- [Data under study]:

------------------------------------------------------------------------

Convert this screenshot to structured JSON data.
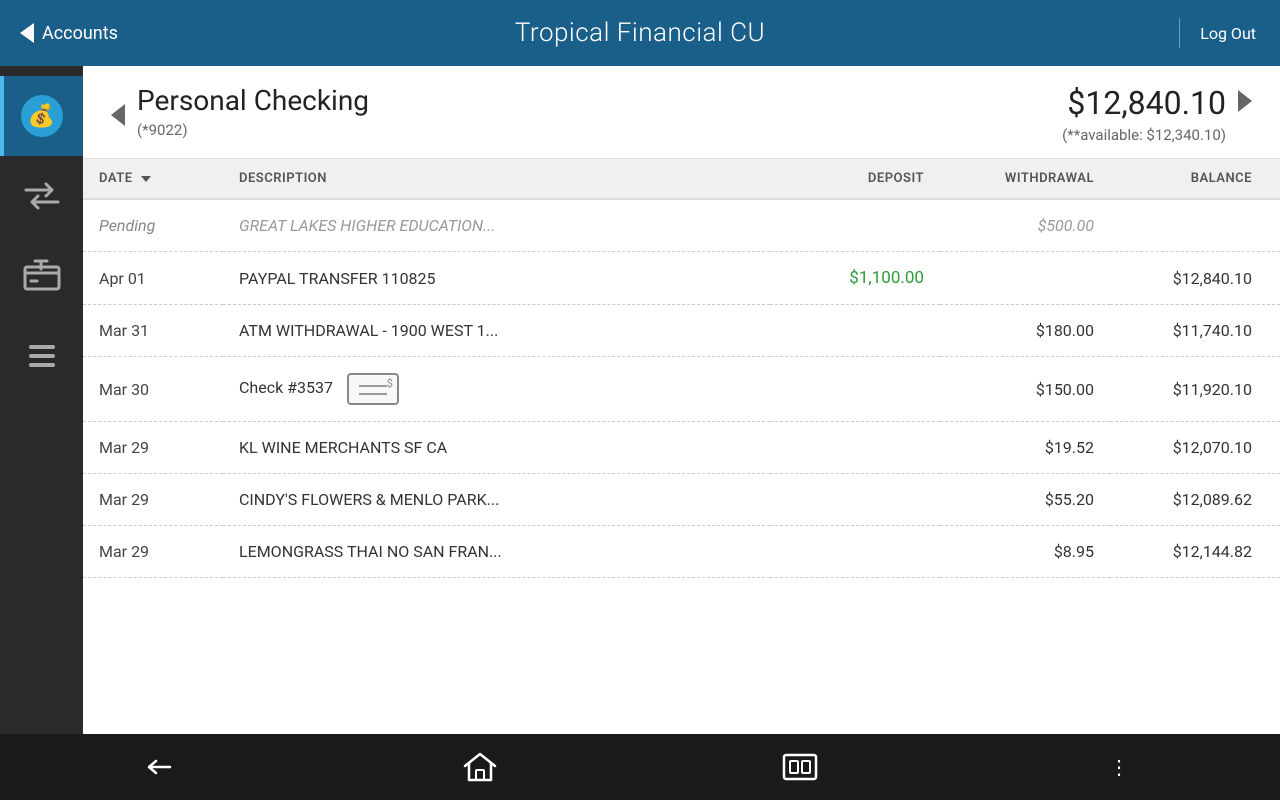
{
  "header": {
    "back_label": "Accounts",
    "title": "Tropical Financial CU",
    "logout_label": "Log Out"
  },
  "account": {
    "name": "Personal Checking",
    "number": "(*9022)",
    "balance": "$12,840.10",
    "available": "(**available: $12,340.10)"
  },
  "table": {
    "columns": {
      "date": "DATE",
      "description": "DESCRIPTION",
      "deposit": "DEPOSIT",
      "withdrawal": "WITHDRAWAL",
      "balance": "BALANCE"
    },
    "rows": [
      {
        "date": "Pending",
        "description": "GREAT LAKES HIGHER EDUCATION...",
        "deposit": "",
        "withdrawal": "$500.00",
        "balance": "",
        "pending": true,
        "has_check": false
      },
      {
        "date": "Apr 01",
        "description": "PAYPAL TRANSFER 110825",
        "deposit": "$1,100.00",
        "withdrawal": "",
        "balance": "$12,840.10",
        "pending": false,
        "has_check": false
      },
      {
        "date": "Mar 31",
        "description": "ATM WITHDRAWAL - 1900 WEST 1...",
        "deposit": "",
        "withdrawal": "$180.00",
        "balance": "$11,740.10",
        "pending": false,
        "has_check": false
      },
      {
        "date": "Mar 30",
        "description": "Check #3537",
        "deposit": "",
        "withdrawal": "$150.00",
        "balance": "$11,920.10",
        "pending": false,
        "has_check": true
      },
      {
        "date": "Mar 29",
        "description": "KL WINE MERCHANTS SF CA",
        "deposit": "",
        "withdrawal": "$19.52",
        "balance": "$12,070.10",
        "pending": false,
        "has_check": false
      },
      {
        "date": "Mar 29",
        "description": "CINDY'S FLOWERS & MENLO PARK...",
        "deposit": "",
        "withdrawal": "$55.20",
        "balance": "$12,089.62",
        "pending": false,
        "has_check": false
      },
      {
        "date": "Mar 29",
        "description": "LEMONGRASS THAI NO SAN FRAN...",
        "deposit": "",
        "withdrawal": "$8.95",
        "balance": "$12,144.82",
        "pending": false,
        "has_check": false
      }
    ]
  },
  "bottom_nav": {
    "back": "back",
    "home": "home",
    "recents": "recents",
    "more": "⋮"
  }
}
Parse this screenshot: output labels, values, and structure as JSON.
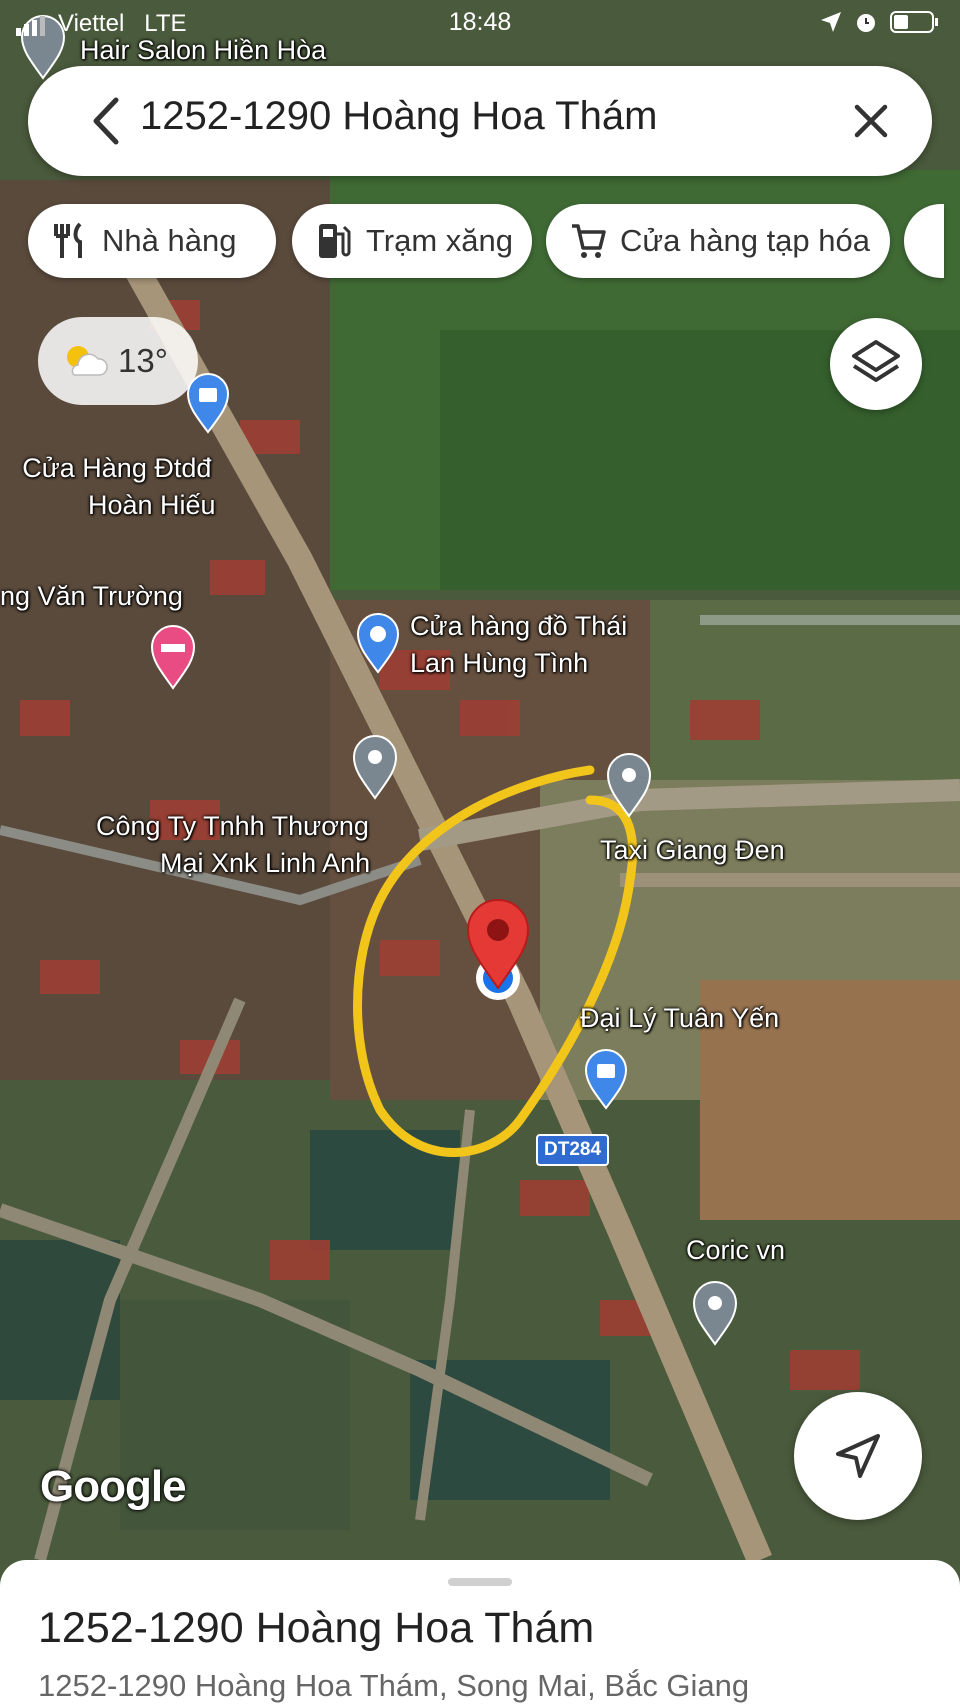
{
  "status_bar": {
    "carrier": "Viettel",
    "network": "LTE",
    "time": "18:48"
  },
  "search": {
    "query": "1252-1290 Hoàng Hoa Thám"
  },
  "chips": [
    {
      "label": "Nhà hàng",
      "icon": "utensils-icon"
    },
    {
      "label": "Trạm xăng",
      "icon": "gas-station-icon"
    },
    {
      "label": "Cửa hàng tạp hóa",
      "icon": "shopping-cart-icon"
    }
  ],
  "weather": {
    "temp": "13°",
    "icon": "partly-cloudy-icon"
  },
  "map_labels": {
    "hair_salon": "Hair Salon Hiền Hòa",
    "phone_store_1": "Cửa Hàng Đtdđ",
    "phone_store_2": "Hoàn Hiếu",
    "van_truong": "ng Văn Trường",
    "thai_store_1": "Cửa hàng đồ Thái",
    "thai_store_2": "Lan Hùng Tình",
    "company_1": "Công Ty Tnhh Thương",
    "company_2": "Mại Xnk Linh Anh",
    "taxi": "Taxi Giang Đen",
    "tuan_yen": "Đại Lý Tuân Yến",
    "coric": "Coric vn",
    "road": "DT284"
  },
  "watermark": "Google",
  "sheet": {
    "title": "1252-1290 Hoàng Hoa Thám",
    "subtitle": "1252-1290 Hoàng Hoa Thám, Song Mai, Bắc Giang"
  },
  "colors": {
    "pin_red": "#e53935",
    "annotation_yellow": "#f2c51b",
    "location_blue": "#1a73e8"
  }
}
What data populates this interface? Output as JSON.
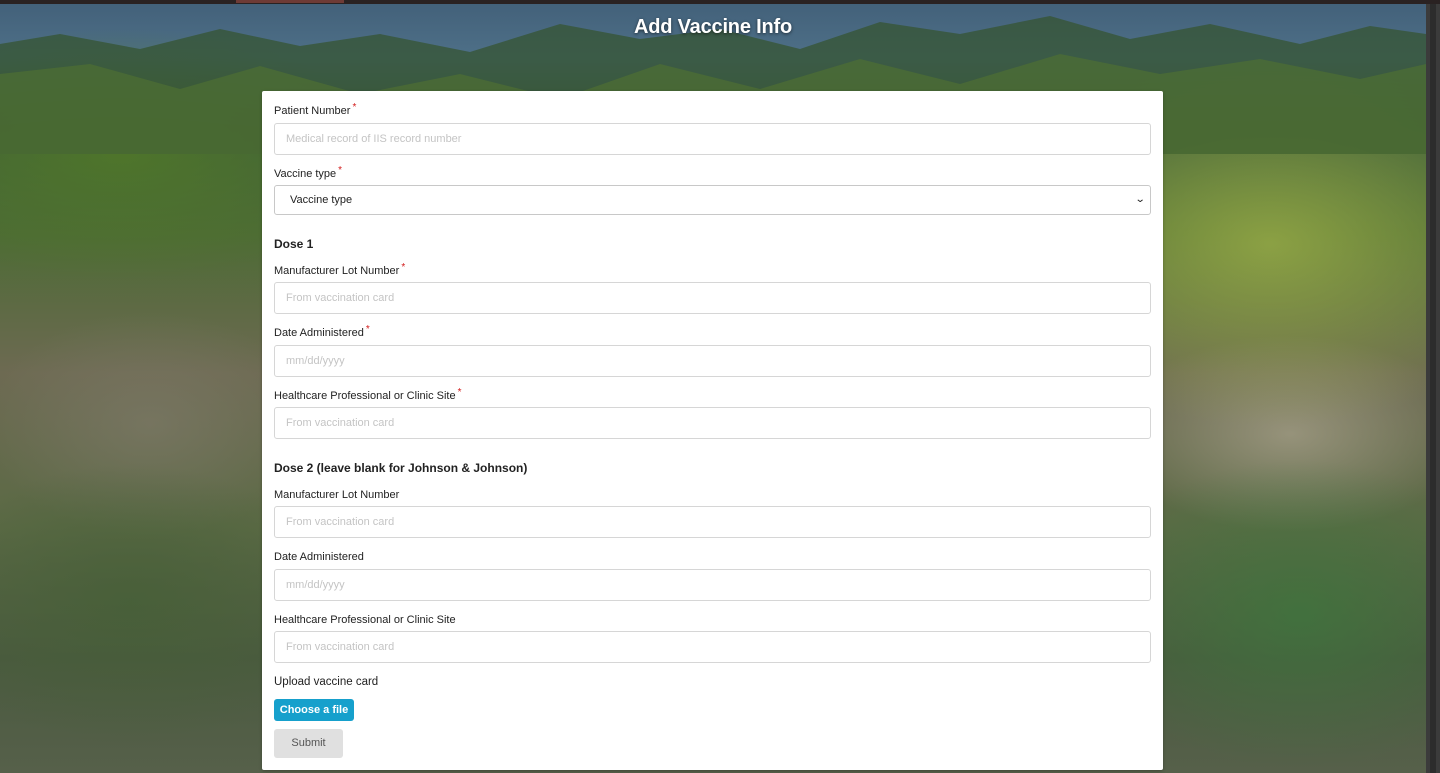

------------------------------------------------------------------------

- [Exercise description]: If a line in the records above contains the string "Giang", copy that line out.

- [Response to the task]:
    "taxi": "Taxi Giang Đen",
    "subtitle": "1252-1290 Hoàng Hoa Thám, Song Mai, Bắc Giang"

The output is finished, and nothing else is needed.